New England Patriots 35
Saturday, January 13 th , 8:15 PM EST.
For one brief moment in the first quarter, Mike Mularkey looked like he might keep his job. Rumors had been swirling that Mularkey was on the hottest of seats, even after getting to the playoffs and winning on Wildcard weekend. Upsetting the uneven Chiefs was one thing, but going into Foxboro and defeating the reigning champs in their own house, after a bye-week, that’s the sort of thing that keeps a coach around for a few years. It looked like it might be a possibility for a whole quarter, too, as the Titans defense stymied the Patriots offense into two consecutive punts, and Marcus Mariota orchestrated an efficient eleven play drive that put the Titans up by seven.

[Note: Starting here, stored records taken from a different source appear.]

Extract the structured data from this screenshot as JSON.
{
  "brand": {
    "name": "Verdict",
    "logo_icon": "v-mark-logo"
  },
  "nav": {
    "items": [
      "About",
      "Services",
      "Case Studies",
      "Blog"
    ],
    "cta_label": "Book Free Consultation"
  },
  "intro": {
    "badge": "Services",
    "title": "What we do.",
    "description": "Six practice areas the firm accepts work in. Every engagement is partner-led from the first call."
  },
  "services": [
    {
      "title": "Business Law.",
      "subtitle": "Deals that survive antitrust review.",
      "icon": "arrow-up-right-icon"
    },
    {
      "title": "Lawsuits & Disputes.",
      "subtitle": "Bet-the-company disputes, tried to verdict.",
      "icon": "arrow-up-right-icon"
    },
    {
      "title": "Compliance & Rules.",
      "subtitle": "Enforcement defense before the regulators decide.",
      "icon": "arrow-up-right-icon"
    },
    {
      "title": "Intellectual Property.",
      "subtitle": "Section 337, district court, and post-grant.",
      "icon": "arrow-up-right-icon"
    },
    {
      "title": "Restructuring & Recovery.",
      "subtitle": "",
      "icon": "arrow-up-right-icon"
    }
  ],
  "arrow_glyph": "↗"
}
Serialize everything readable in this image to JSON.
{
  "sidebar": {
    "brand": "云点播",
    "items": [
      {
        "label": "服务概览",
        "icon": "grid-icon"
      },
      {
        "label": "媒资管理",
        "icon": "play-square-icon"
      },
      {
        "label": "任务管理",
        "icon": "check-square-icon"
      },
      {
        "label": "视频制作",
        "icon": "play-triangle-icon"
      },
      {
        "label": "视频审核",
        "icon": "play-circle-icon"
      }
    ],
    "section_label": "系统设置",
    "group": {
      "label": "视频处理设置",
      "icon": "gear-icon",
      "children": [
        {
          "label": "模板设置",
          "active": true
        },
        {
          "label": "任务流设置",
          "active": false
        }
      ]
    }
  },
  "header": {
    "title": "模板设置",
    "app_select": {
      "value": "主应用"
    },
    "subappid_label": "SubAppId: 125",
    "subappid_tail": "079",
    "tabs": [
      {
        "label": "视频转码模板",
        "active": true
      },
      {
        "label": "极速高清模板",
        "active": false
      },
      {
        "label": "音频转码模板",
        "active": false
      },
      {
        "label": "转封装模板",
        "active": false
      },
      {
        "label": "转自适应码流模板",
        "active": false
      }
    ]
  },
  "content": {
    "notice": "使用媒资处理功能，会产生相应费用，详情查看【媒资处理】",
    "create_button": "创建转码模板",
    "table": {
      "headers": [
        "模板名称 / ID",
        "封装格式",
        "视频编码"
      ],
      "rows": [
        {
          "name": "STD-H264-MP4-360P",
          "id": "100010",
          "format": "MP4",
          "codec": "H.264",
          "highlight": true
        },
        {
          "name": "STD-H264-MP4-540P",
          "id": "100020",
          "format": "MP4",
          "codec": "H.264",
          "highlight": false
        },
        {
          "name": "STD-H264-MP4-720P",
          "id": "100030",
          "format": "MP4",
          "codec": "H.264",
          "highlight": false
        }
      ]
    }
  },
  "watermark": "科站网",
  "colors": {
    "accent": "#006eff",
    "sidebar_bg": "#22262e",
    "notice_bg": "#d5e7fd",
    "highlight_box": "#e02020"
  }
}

What followed immediately was a glimpse into what makes the Patriots different. It’s not that they have a huge talent, size, or speed advantage over their opponents. They don’t. They just make in-game adjustments better than any team in the history of the sport. The Patriot defense shut down the lanes that had allowed Mariota to escape for two drive-preserving scrambles and clamped down on Derrick Henry (12 rushes for 28 yards). Then they started hitting Marcus Mariota. A lot. Eight sacks for fifty-two yards is a lot to overcome, but with the Patriots on the other sideline, it’s pretty much impossible.
Brady, after an uncharacteristic first quarter without a score, adjusted as well. Instead of going bombs away to Brandin Cooks and Chris Hogan, Brady would dissect the Titans with short and intermediate throws to Danny Amendola and running backs James White and Dion Lewis. The trio combined for over two hundred passing yards and two touchdowns, forming the core of each and every Patriots’ drive. New England went on second quarter scoring binge, putting up three touchdowns as part of a thirty-five unanswered point onslaught that left the Titans defense confused and absolutely gassed.
With the game no longer in question, the Titans scored a late TD in the fourth quarter. It wasn’t exactly the Patriots’ finest work of the afternoon. Mariota moved the Titans down the field crisply in a sixteen-play drive that contained two defensive holding penalties. Football games last sixty minutes, and Belichick isn’t one for allowing complacency, or quitting before the final whistle. Something tells me that someone probably had to run laps for allowing that garbage time drive to score.
That, at the most basic level, is what makes New England different. Not that Bill Belichick is surly, obsessive, and hell bent on winning (he is), but that the players and coaches all know this and actively participate in this team as he constructed it. That means changing game plans on a dime if asked. It also means that grown men at the peak of their profession end up running laps like high school sophomores. That’s the Patriot way.
Image source: twitter.com/Titans
Tom Capo writes about sports, parenting, food, wine and travel; but seldom all at once. He’s currently working on his first novel and collection of shorter fiction. He lives in the Bay Area with all of his girls; wife Allison, daughter Liliana and dog Artemis.